§ **ABOUT THIS TASK**:
The whole listing that follows is to be restated word for word, images excluded.

[Start of Attachment]

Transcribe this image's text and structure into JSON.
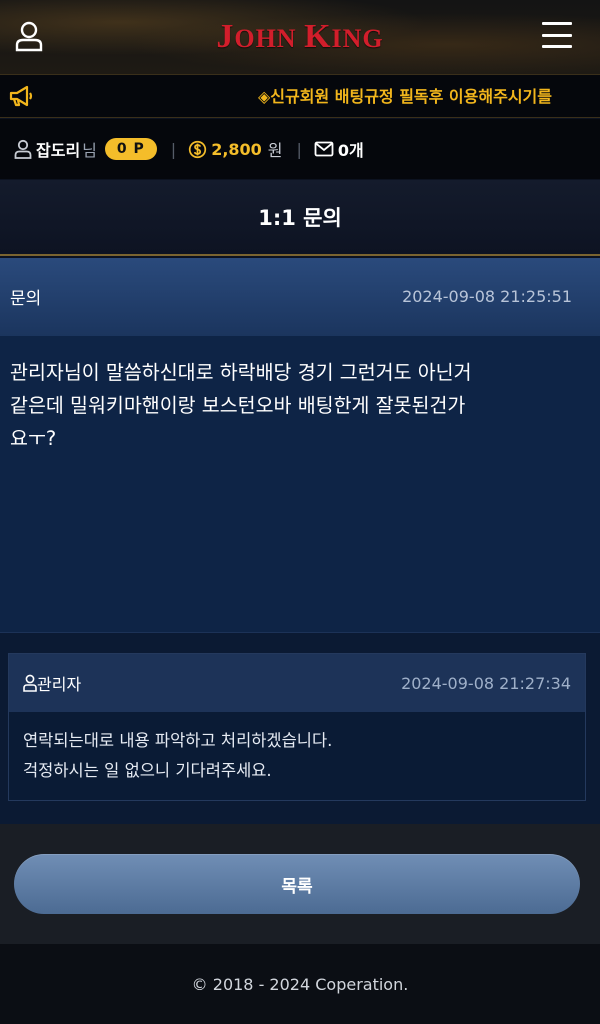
{
  "header": {
    "logo_first_initial": "J",
    "logo_first_rest": "OHN",
    "logo_second_initial": "K",
    "logo_second_rest": "ING",
    "user_icon": "user-icon",
    "menu_icon": "hamburger-menu-icon"
  },
  "notice": {
    "icon": "megaphone-icon",
    "text": "◈신규회원 배팅규정 필독후 이용해주시기를"
  },
  "userbar": {
    "username": "잡도리",
    "username_suffix": "님",
    "points": "0 P",
    "separator": "|",
    "money": "2,800",
    "money_unit": "원",
    "messages": "0개",
    "colors": {
      "accent": "#f4bd2a"
    }
  },
  "page": {
    "title": "1:1 문의"
  },
  "inquiry": {
    "label": "문의",
    "date": "2024-09-08 21:25:51",
    "lines": [
      "관리자님이 말씀하신대로 하락배당 경기 그런거도 아닌거",
      "같은데 밀워키마핸이랑 보스턴오바 배팅한게 잘못된건가",
      "요ㅜ?"
    ]
  },
  "reply": {
    "author": "관리자",
    "date": "2024-09-08 21:27:34",
    "lines": [
      "연락되는대로 내용 파악하고 처리하겠습니다.",
      "걱정하시는 일 없으니 기다려주세요."
    ]
  },
  "actions": {
    "list_label": "목록"
  },
  "footer": {
    "copyright": "© 2018 - 2024 Coperation."
  }
}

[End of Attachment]

§ **RESPONSE BELOW**:
Transcribe this image's text and structure into JSON.
{
  "header": {
    "logo_first_initial": "J",
    "logo_first_rest": "OHN",
    "logo_second_initial": "K",
    "logo_second_rest": "ING",
    "user_icon": "user-icon",
    "menu_icon": "hamburger-menu-icon"
  },
  "notice": {
    "icon": "megaphone-icon",
    "text": "◈신규회원 배팅규정 필독후 이용해주시기를"
  },
  "userbar": {
    "username": "잡도리",
    "username_suffix": "님",
    "points": "0 P",
    "separator": "|",
    "money": "2,800",
    "money_unit": "원",
    "messages": "0개",
    "colors": {
      "accent": "#f4bd2a"
    }
  },
  "page": {
    "title": "1:1 문의"
  },
  "inquiry": {
    "label": "문의",
    "date": "2024-09-08 21:25:51",
    "lines": [
      "관리자님이 말씀하신대로 하락배당 경기 그런거도 아닌거",
      "같은데 밀워키마핸이랑 보스턴오바 배팅한게 잘못된건가",
      "요ㅜ?"
    ]
  },
  "reply": {
    "author": "관리자",
    "date": "2024-09-08 21:27:34",
    "lines": [
      "연락되는대로 내용 파악하고 처리하겠습니다.",
      "걱정하시는 일 없으니 기다려주세요."
    ]
  },
  "actions": {
    "list_label": "목록"
  },
  "footer": {
    "copyright": "© 2018 - 2024 Coperation."
  }
}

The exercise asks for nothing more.